━━━━━ INFORMATION SHOWN ━━━━━

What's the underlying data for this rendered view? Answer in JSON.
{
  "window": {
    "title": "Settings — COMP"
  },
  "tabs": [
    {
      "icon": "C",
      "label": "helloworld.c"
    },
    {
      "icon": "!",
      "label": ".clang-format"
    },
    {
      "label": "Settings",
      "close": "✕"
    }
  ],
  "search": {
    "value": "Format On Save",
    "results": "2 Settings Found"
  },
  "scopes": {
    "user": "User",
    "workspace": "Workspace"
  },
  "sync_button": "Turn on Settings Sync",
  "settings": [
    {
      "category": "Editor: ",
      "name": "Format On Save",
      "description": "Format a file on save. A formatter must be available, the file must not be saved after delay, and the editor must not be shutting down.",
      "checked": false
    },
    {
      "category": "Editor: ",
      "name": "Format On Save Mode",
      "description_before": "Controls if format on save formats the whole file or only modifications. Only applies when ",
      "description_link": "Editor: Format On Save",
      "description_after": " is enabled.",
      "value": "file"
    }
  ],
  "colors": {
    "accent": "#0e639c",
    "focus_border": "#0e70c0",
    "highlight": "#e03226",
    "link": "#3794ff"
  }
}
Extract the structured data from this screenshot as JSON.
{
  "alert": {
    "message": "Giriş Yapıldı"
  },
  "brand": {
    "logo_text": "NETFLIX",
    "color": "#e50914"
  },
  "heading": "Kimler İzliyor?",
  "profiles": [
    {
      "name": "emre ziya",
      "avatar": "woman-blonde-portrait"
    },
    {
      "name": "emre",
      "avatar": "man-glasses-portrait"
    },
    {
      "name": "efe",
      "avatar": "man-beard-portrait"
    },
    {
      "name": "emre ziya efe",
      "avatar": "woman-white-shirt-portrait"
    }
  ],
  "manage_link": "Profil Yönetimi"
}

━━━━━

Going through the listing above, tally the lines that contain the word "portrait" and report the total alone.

### [SOLUTION]
4